Support Public Service Journalism

State Treasurer Duane Davidson responds to budget shortfalls; calls for special session

Washington State Treasurer Duane Davidson released a statement Tuesday in response to last week’s ERFC forecast which projected $8.8 billion hit to state-government revenue over the next three years.

My highest priority is upholding the value of fiscal conservative leadership for the Treasury. Although we are not required to follow the Governor’s recent cost cutting mandates, we have continuously gone above and beyond on our own accord,” Davidson said.

Davidson also noted that the Office of the State Treasurer is adopting measures in accordance with the Governor’s request to halt a scheduled general wage increase (scheduled for July 1) of 3% to Washington Management Service, Exempt Management Service and other exempt employees earning more than $53,000.

The Office of the State Treasurer operates out of its own revolving fund separate from the state’s General Fund.
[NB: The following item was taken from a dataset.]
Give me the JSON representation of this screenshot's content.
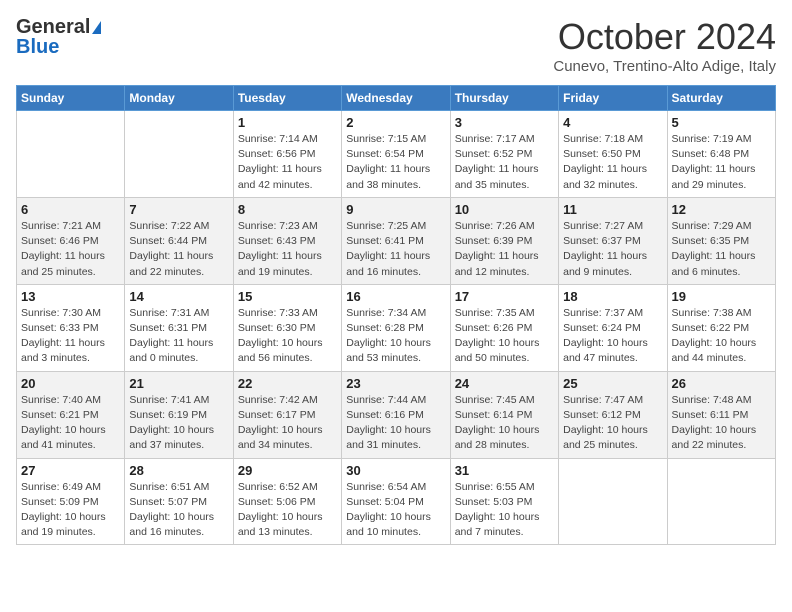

With the forecast looming last week, Gov. Inslee directed state agencies under his authority to cancel a scheduled 3% general wage increase for some government employees and to begin furloughs for most state employees.

The canceled pay raise will affect nearly 5,600 general government employees.
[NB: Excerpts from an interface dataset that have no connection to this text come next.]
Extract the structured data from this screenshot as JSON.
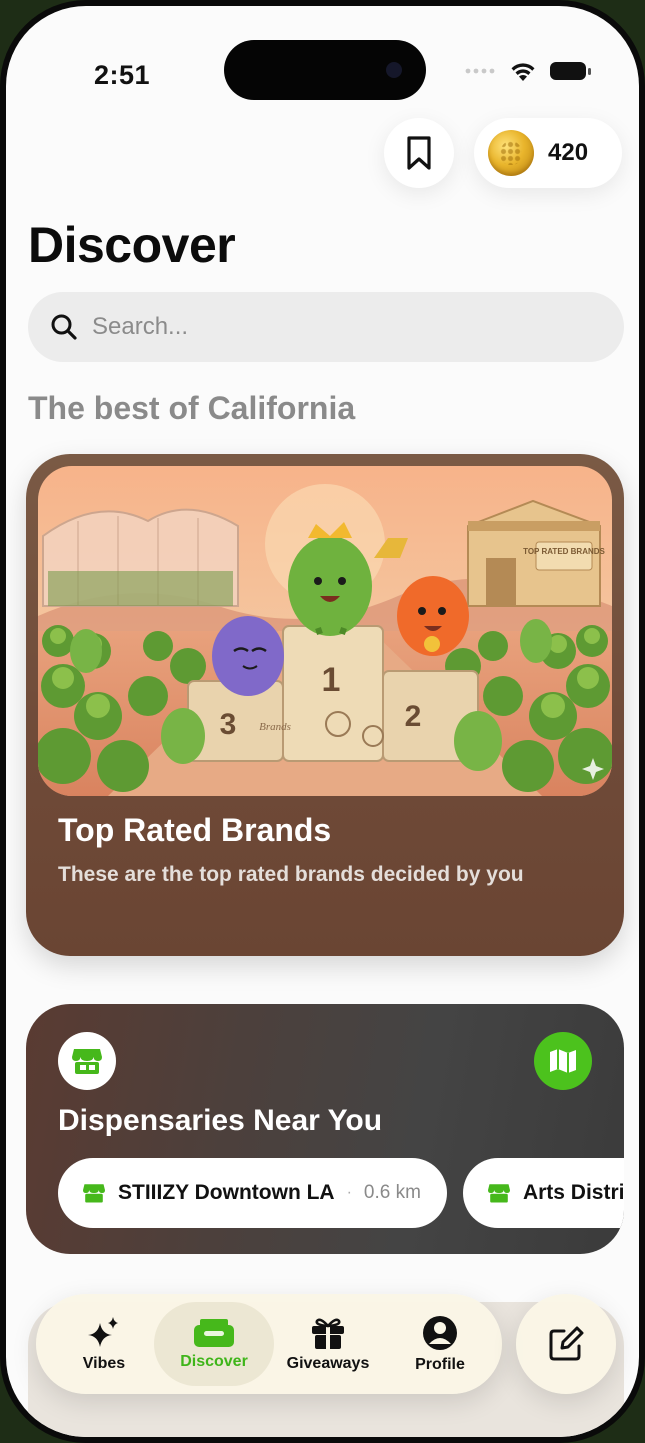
{
  "status_bar": {
    "time": "2:51"
  },
  "header": {
    "coins": "420"
  },
  "page": {
    "title": "Discover"
  },
  "search": {
    "placeholder": "Search..."
  },
  "section": {
    "title": "The best of California"
  },
  "brands_card": {
    "title": "Top Rated Brands",
    "subtitle": "These are the top rated brands decided by you",
    "art_labels": {
      "barn_sign": "TOP RATED BRANDS",
      "podium_sign": "Brands",
      "place_1": "1",
      "place_2": "2",
      "place_3": "3"
    }
  },
  "dispensaries": {
    "title": "Dispensaries Near You",
    "items": [
      {
        "name": "STIIIZY Downtown LA",
        "distance": "0.6 km"
      },
      {
        "name": "Arts District",
        "distance": ""
      }
    ]
  },
  "tabbar": {
    "tabs": [
      {
        "label": "Vibes",
        "icon": "sparkles-icon"
      },
      {
        "label": "Discover",
        "icon": "tray-icon",
        "active": true
      },
      {
        "label": "Giveaways",
        "icon": "gift-icon"
      },
      {
        "label": "Profile",
        "icon": "person-icon"
      }
    ]
  },
  "colors": {
    "accent_green": "#4cc21d",
    "card_brown": "#6f4a38",
    "card_dark": "#444444"
  }
}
With 60.5 full time equivalents (FTEs) – a unit that indicates the workload of employees – at the Office of the State Treasurer, Davidon said, the agency has operated at 7.5 FTEs, or 11.0% below the allotted level of 68 FTEs for years.

The agency has twice in the last year cut its own service fee to remain under budget. In light of current needs, the most recent reduction in April brought the service fee down to 0.20%, its lowest point in state history.

In a letter to the Governor’s office in May, Davidson requested that these service fee reductions be recognized as part of the overall calculation of the state’s operating budget.

Like fellow members of the state Republican Party, Davidson called on the Legislature to return for a special session as soon as possible to address budget shortfalls.

While these measures will be extremely beneficial to the state, alone they are not enough. I contend that a call for an emergency legislative session should take place as soon as possible to see what the Legislature can do. This type of severe budget reduction traditionally derives from legislative action rather than such unprecedented executive order as we are seeing now,” Davidson said.

Your support matters.

Public service journalism is important today as ever. If you get something from our coverage, please consider making a donation to support our work. Thanks for reading our stuff.